# Problem to work on
Write the data out again in full, with no departure from the original.

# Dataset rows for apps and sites

--------------------

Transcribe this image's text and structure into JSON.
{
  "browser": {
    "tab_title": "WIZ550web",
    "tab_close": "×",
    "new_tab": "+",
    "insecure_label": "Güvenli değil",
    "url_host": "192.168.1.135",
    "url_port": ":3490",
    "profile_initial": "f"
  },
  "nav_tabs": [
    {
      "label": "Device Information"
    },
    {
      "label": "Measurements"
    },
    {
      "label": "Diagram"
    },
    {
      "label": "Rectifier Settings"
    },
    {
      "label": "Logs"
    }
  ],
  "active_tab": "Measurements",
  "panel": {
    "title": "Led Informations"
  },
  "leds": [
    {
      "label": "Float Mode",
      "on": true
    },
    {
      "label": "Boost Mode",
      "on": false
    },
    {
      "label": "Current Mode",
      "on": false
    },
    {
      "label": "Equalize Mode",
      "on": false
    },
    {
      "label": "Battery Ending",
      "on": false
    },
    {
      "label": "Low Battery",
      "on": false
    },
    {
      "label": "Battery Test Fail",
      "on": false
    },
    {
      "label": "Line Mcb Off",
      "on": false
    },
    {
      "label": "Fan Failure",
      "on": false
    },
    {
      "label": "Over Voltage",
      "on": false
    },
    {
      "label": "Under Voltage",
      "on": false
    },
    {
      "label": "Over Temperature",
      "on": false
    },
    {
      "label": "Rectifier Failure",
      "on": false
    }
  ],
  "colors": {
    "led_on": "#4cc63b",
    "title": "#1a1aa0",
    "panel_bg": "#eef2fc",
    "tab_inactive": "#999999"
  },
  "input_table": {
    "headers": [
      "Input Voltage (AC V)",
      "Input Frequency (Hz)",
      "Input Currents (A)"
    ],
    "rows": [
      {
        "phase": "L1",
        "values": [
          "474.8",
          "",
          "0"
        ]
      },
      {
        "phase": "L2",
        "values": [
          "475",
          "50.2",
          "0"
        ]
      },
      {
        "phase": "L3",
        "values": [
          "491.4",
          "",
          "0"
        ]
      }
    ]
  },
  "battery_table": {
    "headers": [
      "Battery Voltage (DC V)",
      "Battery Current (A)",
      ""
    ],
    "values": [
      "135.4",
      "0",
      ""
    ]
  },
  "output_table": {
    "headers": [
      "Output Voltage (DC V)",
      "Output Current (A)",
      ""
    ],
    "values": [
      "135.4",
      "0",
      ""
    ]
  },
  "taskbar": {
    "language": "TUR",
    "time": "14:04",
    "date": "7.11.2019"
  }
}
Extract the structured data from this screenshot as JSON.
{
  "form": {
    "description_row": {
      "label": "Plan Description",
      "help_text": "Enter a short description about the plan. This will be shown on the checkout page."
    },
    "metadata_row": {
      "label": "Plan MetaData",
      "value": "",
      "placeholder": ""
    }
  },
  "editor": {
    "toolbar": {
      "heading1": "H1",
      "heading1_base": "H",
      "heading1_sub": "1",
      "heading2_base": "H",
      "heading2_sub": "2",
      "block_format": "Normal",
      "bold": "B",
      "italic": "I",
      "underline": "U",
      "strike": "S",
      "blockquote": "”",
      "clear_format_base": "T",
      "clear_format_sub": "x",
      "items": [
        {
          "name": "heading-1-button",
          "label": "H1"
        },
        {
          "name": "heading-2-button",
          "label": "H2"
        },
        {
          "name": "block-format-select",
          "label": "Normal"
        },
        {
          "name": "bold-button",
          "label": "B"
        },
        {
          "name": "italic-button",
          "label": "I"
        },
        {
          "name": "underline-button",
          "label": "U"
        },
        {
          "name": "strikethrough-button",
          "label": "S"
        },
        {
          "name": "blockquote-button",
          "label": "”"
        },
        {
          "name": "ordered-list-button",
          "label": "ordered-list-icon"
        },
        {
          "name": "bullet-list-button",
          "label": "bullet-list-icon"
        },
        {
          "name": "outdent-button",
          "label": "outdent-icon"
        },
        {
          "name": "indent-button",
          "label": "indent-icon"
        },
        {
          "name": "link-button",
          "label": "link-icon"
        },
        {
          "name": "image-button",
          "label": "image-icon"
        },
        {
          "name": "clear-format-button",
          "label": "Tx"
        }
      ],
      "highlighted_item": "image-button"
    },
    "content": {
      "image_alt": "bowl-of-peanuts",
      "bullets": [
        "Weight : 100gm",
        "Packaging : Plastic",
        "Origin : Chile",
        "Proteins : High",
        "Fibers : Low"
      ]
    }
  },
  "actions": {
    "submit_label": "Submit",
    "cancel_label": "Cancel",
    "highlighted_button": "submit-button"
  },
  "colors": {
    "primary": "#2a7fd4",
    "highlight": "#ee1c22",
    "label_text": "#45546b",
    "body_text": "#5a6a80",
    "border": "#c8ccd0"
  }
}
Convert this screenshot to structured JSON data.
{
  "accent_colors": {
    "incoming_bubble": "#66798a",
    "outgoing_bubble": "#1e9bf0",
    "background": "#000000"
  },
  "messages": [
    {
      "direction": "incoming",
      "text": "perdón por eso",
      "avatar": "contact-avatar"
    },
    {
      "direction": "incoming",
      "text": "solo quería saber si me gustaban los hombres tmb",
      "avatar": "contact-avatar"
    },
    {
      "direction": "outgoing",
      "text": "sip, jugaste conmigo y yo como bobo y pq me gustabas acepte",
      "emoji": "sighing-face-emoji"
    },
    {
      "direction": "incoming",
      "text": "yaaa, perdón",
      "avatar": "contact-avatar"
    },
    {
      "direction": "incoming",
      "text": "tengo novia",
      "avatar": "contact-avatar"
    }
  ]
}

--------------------

# Response to the exercise
Transcribe this image's text and structure into JSON.
{
  "browser": {
    "tab_title": "WIZ550web",
    "tab_close": "×",
    "new_tab": "+",
    "insecure_label": "Güvenli değil",
    "url_host": "192.168.1.135",
    "url_port": ":3490",
    "profile_initial": "f"
  },
  "nav_tabs": [
    {
      "label": "Device Information"
    },
    {
      "label": "Measurements"
    },
    {
      "label": "Diagram"
    },
    {
      "label": "Rectifier Settings"
    },
    {
      "label": "Logs"
    }
  ],
  "active_tab": "Measurements",
  "panel": {
    "title": "Led Informations"
  },
  "leds": [
    {
      "label": "Float Mode",
      "on": true
    },
    {
      "label": "Boost Mode",
      "on": false
    },
    {
      "label": "Current Mode",
      "on": false
    },
    {
      "label": "Equalize Mode",
      "on": false
    },
    {
      "label": "Battery Ending",
      "on": false
    },
    {
      "label": "Low Battery",
      "on": false
    },
    {
      "label": "Battery Test Fail",
      "on": false
    },
    {
      "label": "Line Mcb Off",
      "on": false
    },
    {
      "label": "Fan Failure",
      "on": false
    },
    {
      "label": "Over Voltage",
      "on": false
    },
    {
      "label": "Under Voltage",
      "on": false
    },
    {
      "label": "Over Temperature",
      "on": false
    },
    {
      "label": "Rectifier Failure",
      "on": false
    }
  ],
  "colors": {
    "led_on": "#4cc63b",
    "title": "#1a1aa0",
    "panel_bg": "#eef2fc",
    "tab_inactive": "#999999"
  },
  "input_table": {
    "headers": [
      "Input Voltage (AC V)",
      "Input Frequency (Hz)",
      "Input Currents (A)"
    ],
    "rows": [
      {
        "phase": "L1",
        "values": [
          "474.8",
          "",
          "0"
        ]
      },
      {
        "phase": "L2",
        "values": [
          "475",
          "50.2",
          "0"
        ]
      },
      {
        "phase": "L3",
        "values": [
          "491.4",
          "",
          "0"
        ]
      }
    ]
  },
  "battery_table": {
    "headers": [
      "Battery Voltage (DC V)",
      "Battery Current (A)",
      ""
    ],
    "values": [
      "135.4",
      "0",
      ""
    ]
  },
  "output_table": {
    "headers": [
      "Output Voltage (DC V)",
      "Output Current (A)",
      ""
    ],
    "values": [
      "135.4",
      "0",
      ""
    ]
  },
  "taskbar": {
    "language": "TUR",
    "time": "14:04",
    "date": "7.11.2019"
  }
}
Extract the structured data from this screenshot as JSON.
{
  "form": {
    "description_row": {
      "label": "Plan Description",
      "help_text": "Enter a short description about the plan. This will be shown on the checkout page."
    },
    "metadata_row": {
      "label": "Plan MetaData",
      "value": "",
      "placeholder": ""
    }
  },
  "editor": {
    "toolbar": {
      "heading1": "H1",
      "heading1_base": "H",
      "heading1_sub": "1",
      "heading2_base": "H",
      "heading2_sub": "2",
      "block_format": "Normal",
      "bold": "B",
      "italic": "I",
      "underline": "U",
      "strike": "S",
      "blockquote": "”",
      "clear_format_base": "T",
      "clear_format_sub": "x",
      "items": [
        {
          "name": "heading-1-button",
          "label": "H1"
        },
        {
          "name": "heading-2-button",
          "label": "H2"
        },
        {
          "name": "block-format-select",
          "label": "Normal"
        },
        {
          "name": "bold-button",
          "label": "B"
        },
        {
          "name": "italic-button",
          "label": "I"
        },
        {
          "name": "underline-button",
          "label": "U"
        },
        {
          "name": "strikethrough-button",
          "label": "S"
        },
        {
          "name": "blockquote-button",
          "label": "”"
        },
        {
          "name": "ordered-list-button",
          "label": "ordered-list-icon"
        },
        {
          "name": "bullet-list-button",
          "label": "bullet-list-icon"
        },
        {
          "name": "outdent-button",
          "label": "outdent-icon"
        },
        {
          "name": "indent-button",
          "label": "indent-icon"
        },
        {
          "name": "link-button",
          "label": "link-icon"
        },
        {
          "name": "image-button",
          "label": "image-icon"
        },
        {
          "name": "clear-format-button",
          "label": "Tx"
        }
      ],
      "highlighted_item": "image-button"
    },
    "content": {
      "image_alt": "bowl-of-peanuts",
      "bullets": [
        "Weight : 100gm",
        "Packaging : Plastic",
        "Origin : Chile",
        "Proteins : High",
        "Fibers : Low"
      ]
    }
  },
  "actions": {
    "submit_label": "Submit",
    "cancel_label": "Cancel",
    "highlighted_button": "submit-button"
  },
  "colors": {
    "primary": "#2a7fd4",
    "highlight": "#ee1c22",
    "label_text": "#45546b",
    "body_text": "#5a6a80",
    "border": "#c8ccd0"
  }
}
Convert this screenshot to structured JSON data.
{
  "accent_colors": {
    "incoming_bubble": "#66798a",
    "outgoing_bubble": "#1e9bf0",
    "background": "#000000"
  },
  "messages": [
    {
      "direction": "incoming",
      "text": "perdón por eso",
      "avatar": "contact-avatar"
    },
    {
      "direction": "incoming",
      "text": "solo quería saber si me gustaban los hombres tmb",
      "avatar": "contact-avatar"
    },
    {
      "direction": "outgoing",
      "text": "sip, jugaste conmigo y yo como bobo y pq me gustabas acepte",
      "emoji": "sighing-face-emoji"
    },
    {
      "direction": "incoming",
      "text": "yaaa, perdón",
      "avatar": "contact-avatar"
    },
    {
      "direction": "incoming",
      "text": "tengo novia",
      "avatar": "contact-avatar"
    }
  ]
}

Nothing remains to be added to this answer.